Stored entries

***

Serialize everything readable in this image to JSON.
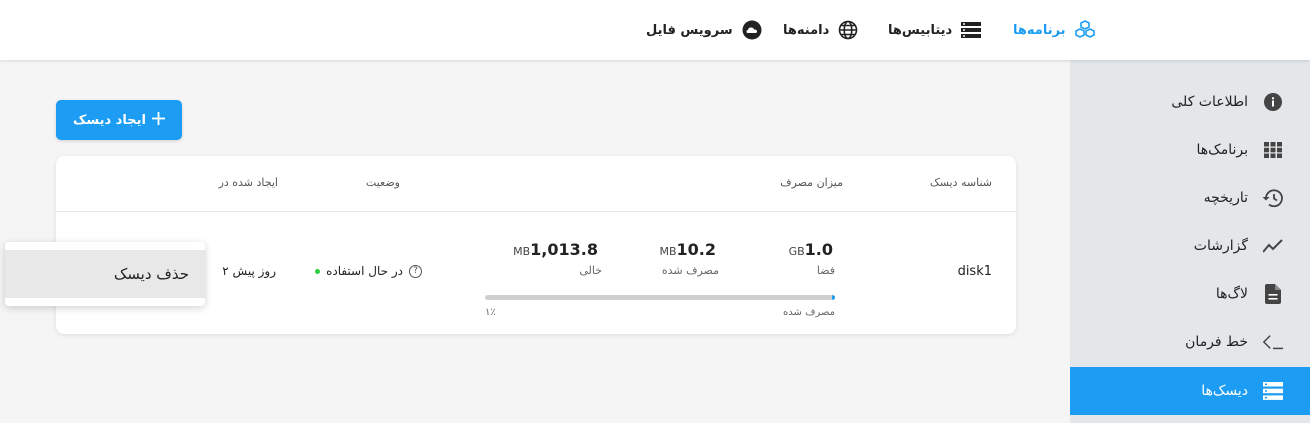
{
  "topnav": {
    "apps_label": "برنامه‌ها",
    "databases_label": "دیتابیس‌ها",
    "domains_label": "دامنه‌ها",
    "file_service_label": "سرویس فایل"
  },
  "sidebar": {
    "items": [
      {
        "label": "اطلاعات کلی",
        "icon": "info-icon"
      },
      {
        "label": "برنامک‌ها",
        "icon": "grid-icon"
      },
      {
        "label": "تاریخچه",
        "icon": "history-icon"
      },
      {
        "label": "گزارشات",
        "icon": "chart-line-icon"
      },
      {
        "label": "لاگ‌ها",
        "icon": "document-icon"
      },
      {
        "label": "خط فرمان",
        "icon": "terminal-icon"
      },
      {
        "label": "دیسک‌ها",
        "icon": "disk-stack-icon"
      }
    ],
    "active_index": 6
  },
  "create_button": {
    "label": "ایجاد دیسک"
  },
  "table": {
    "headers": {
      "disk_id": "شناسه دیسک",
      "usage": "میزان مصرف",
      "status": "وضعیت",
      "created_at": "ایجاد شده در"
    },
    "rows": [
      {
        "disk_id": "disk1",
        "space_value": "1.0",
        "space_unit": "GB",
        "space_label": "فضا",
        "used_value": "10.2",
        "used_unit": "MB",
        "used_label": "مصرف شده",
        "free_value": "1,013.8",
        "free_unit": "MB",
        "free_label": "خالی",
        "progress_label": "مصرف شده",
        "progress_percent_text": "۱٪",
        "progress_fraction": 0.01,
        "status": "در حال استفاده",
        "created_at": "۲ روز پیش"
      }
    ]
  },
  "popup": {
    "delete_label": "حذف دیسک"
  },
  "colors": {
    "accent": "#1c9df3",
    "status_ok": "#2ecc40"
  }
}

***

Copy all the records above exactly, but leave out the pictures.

Serialize everything readable in this image to JSON.
{
  "topnav": {
    "apps_label": "برنامه‌ها",
    "databases_label": "دیتابیس‌ها",
    "domains_label": "دامنه‌ها",
    "file_service_label": "سرویس فایل"
  },
  "sidebar": {
    "items": [
      {
        "label": "اطلاعات کلی",
        "icon": "info-icon"
      },
      {
        "label": "برنامک‌ها",
        "icon": "grid-icon"
      },
      {
        "label": "تاریخچه",
        "icon": "history-icon"
      },
      {
        "label": "گزارشات",
        "icon": "chart-line-icon"
      },
      {
        "label": "لاگ‌ها",
        "icon": "document-icon"
      },
      {
        "label": "خط فرمان",
        "icon": "terminal-icon"
      },
      {
        "label": "دیسک‌ها",
        "icon": "disk-stack-icon"
      }
    ],
    "active_index": 6
  },
  "create_button": {
    "label": "ایجاد دیسک"
  },
  "table": {
    "headers": {
      "disk_id": "شناسه دیسک",
      "usage": "میزان مصرف",
      "status": "وضعیت",
      "created_at": "ایجاد شده در"
    },
    "rows": [
      {
        "disk_id": "disk1",
        "space_value": "1.0",
        "space_unit": "GB",
        "space_label": "فضا",
        "used_value": "10.2",
        "used_unit": "MB",
        "used_label": "مصرف شده",
        "free_value": "1,013.8",
        "free_unit": "MB",
        "free_label": "خالی",
        "progress_label": "مصرف شده",
        "progress_percent_text": "۱٪",
        "progress_fraction": 0.01,
        "status": "در حال استفاده",
        "created_at": "۲ روز پیش"
      }
    ]
  },
  "popup": {
    "delete_label": "حذف دیسک"
  },
  "colors": {
    "accent": "#1c9df3",
    "status_ok": "#2ecc40"
  }
}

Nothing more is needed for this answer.